Adjustable beds, formerly available as medical equipment for patients with serious muscle and bone ailments, are now fixtures in many healthy people's homes. With an adjustable bed, the owner can control the angle and height of the bed by operating a series of motors until it's in the most comfortable position.
One of the biggest problems with adjustable beds is the variation from one model to another. Some adjustable beds offer a split, or dual-adjustment option, which allows two sleepers to adjust their sides of the bed independently of one another. Others lack this feature, forcing both partners to share the same settings.
Adjustable beds also come with either single- or two-point articulation, which refers to the number of points in the bed where it can bend and change shape. For someone used to a two-point, split adjustable bed, a single-point model without dual-adjustment may be very uncomfortable and offer few benefits. Adjustable bed shoppers must be careful to select the right model based on doctor recommendations or personal preference.
Adjustable beds use a series of electric motors and a remote control for adjustments, which uses electrical power that a standard bed doesn't need. Complex electrical motors represent another possible place for mechanical breakdown. In the event of a short circuit or power outage, an adjustable bed may be difficult or impossible to adjust.
Adjustable beds also make noise as they operate. While some models offer very quiet motors, others pose a risk of waking one's partner while making even a slight adjustment.
Adjustable beds are very heavy, with the weight of the electric motors and a heavy-duty metal frame added to the weight of the bed. Moving and transporting an adjustable bed takes much more effort than moving a standard bed with a collapsible frame. Adjustable beds may also produce excessive wear on carpets or flooring, due to their additional weight.
An adjustable bed also costs much more than a standard bed with a comparable mattress. While the additional sleep and rest quality may be well worth the cost for some buyers, others may find that an adjustable bed is little more than an expensive novelty. Adjustable bed buyers should do research and request a money-back guarantee before committing to a purchase.

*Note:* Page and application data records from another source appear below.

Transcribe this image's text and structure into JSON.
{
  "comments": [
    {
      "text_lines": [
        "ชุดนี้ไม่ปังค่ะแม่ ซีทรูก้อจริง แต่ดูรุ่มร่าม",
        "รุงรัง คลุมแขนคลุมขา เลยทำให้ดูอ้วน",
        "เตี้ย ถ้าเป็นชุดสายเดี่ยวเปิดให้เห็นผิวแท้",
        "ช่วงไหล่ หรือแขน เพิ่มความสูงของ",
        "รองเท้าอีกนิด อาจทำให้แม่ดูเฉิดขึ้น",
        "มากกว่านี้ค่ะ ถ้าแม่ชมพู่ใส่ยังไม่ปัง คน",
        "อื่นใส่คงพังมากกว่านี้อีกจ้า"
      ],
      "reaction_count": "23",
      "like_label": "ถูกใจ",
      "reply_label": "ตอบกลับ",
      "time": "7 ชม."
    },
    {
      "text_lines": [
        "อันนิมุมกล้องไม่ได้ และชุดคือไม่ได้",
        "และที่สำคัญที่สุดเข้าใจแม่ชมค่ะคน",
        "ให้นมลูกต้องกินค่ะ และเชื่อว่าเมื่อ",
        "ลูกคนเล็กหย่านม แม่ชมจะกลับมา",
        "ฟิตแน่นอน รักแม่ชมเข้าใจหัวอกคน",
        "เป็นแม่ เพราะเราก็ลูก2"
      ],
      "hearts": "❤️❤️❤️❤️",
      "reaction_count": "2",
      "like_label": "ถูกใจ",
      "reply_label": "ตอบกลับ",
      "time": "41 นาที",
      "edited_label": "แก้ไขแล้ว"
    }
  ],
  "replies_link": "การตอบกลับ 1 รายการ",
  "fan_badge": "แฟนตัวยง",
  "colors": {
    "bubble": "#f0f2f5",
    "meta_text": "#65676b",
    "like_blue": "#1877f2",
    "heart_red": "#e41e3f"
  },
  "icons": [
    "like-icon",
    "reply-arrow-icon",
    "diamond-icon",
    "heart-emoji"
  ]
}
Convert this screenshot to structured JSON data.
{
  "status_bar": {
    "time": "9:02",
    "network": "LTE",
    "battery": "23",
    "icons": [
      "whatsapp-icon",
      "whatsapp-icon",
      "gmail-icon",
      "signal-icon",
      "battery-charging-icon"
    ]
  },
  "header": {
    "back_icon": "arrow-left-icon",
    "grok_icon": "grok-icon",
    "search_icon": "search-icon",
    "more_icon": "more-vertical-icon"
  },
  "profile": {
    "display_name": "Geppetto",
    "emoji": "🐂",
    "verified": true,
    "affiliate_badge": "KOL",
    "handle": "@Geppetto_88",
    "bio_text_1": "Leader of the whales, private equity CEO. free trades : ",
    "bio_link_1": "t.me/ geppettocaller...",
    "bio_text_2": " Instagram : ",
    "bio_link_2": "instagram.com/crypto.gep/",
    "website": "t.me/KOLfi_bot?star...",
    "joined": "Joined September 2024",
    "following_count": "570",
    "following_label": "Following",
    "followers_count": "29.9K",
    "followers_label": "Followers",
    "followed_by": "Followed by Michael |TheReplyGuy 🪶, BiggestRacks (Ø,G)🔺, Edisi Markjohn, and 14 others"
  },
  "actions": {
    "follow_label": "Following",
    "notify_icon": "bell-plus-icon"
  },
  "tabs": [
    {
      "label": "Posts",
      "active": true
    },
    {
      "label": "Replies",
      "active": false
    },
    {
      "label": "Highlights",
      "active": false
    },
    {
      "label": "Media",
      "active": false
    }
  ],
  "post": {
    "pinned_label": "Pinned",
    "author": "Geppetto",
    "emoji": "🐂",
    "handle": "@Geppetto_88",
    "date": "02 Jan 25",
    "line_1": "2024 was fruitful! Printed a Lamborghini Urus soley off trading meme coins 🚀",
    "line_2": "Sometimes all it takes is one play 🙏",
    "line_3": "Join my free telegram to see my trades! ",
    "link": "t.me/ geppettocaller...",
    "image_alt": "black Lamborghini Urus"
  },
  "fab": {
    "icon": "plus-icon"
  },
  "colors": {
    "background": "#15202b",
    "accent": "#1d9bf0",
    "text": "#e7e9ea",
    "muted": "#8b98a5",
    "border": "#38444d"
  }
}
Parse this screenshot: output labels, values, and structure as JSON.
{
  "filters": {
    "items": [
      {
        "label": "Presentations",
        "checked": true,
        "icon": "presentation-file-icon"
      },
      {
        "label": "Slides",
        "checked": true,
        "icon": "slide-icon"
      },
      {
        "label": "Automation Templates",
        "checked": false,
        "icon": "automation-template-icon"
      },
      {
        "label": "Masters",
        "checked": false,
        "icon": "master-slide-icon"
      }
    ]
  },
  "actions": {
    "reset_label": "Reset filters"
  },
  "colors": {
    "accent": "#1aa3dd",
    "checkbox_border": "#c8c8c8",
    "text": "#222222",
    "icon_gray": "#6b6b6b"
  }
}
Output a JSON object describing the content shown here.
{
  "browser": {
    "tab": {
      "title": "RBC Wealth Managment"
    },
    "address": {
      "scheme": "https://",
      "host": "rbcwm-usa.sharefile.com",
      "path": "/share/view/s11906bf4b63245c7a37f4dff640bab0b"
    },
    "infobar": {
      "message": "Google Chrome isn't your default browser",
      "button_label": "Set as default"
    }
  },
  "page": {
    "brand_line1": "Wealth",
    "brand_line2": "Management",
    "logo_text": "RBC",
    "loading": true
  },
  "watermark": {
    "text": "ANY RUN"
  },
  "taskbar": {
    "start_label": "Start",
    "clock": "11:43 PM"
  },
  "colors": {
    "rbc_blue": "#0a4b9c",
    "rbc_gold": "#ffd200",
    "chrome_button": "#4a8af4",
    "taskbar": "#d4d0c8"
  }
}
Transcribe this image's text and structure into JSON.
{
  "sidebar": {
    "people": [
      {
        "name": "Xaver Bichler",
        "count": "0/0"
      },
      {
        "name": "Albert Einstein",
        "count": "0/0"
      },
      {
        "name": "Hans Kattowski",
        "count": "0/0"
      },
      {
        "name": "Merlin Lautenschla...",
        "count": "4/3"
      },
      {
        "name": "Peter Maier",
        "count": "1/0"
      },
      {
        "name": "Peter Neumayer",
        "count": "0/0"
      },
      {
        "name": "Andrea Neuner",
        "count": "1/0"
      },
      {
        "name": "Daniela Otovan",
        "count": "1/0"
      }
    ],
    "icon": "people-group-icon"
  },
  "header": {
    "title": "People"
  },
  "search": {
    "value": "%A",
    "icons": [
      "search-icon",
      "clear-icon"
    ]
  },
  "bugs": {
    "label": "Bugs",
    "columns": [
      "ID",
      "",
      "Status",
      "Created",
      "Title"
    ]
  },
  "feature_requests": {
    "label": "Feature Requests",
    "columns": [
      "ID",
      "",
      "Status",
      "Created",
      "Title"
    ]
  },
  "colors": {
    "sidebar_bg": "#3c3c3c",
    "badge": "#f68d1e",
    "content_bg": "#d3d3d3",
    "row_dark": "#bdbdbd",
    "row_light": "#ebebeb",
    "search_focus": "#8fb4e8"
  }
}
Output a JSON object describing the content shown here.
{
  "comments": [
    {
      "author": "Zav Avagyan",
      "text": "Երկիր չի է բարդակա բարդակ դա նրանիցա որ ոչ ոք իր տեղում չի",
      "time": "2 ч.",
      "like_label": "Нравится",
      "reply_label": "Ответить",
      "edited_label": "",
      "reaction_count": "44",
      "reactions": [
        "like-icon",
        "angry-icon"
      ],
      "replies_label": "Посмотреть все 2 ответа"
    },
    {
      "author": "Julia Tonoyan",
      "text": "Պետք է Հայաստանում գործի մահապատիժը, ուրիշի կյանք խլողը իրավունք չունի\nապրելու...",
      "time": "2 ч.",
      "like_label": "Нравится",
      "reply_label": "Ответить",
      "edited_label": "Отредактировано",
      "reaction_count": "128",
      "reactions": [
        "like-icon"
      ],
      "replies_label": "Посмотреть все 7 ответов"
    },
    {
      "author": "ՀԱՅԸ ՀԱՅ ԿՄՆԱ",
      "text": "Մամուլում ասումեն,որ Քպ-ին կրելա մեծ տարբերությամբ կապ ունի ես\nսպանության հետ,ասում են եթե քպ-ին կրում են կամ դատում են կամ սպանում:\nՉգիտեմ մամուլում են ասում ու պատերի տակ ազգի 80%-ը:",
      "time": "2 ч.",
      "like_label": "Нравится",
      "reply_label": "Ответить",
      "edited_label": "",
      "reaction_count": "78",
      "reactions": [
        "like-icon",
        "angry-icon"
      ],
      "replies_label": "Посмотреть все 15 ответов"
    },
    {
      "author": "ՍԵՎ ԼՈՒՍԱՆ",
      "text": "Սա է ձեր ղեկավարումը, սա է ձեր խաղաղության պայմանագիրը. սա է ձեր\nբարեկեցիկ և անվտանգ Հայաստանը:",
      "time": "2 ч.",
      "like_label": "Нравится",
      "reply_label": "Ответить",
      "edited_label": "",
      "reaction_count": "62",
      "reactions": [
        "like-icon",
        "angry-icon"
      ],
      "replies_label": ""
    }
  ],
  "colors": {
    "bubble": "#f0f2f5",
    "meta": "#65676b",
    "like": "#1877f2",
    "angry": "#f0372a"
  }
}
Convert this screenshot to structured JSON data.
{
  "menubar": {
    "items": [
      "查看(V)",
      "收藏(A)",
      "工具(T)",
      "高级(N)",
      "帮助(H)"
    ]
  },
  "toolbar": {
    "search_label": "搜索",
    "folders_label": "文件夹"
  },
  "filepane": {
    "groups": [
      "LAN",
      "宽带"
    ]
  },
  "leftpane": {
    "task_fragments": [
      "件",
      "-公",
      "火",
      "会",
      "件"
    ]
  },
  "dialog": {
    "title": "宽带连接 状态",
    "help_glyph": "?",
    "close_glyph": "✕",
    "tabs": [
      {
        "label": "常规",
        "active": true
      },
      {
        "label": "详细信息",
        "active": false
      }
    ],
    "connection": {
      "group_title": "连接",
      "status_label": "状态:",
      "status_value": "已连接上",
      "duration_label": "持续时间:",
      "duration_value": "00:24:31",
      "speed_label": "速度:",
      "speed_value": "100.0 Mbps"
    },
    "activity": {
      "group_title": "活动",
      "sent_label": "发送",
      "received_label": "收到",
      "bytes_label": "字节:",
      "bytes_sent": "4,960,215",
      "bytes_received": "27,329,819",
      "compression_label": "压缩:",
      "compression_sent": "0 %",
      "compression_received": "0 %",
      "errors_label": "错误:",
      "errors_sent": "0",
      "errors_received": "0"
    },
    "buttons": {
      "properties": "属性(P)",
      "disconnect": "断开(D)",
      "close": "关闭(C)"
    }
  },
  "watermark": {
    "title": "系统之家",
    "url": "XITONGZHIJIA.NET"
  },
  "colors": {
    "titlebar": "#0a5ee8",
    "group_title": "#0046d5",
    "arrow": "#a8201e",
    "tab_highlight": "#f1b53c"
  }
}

Dennis Hartman is a freelance writer living in California. His work covers a wide variety of topics and has been published nationally in print as well as online. Hartman holds a Bachelor of Fine Arts from Syracuse University and a Master of Arts from the State University of New York at Buffalo.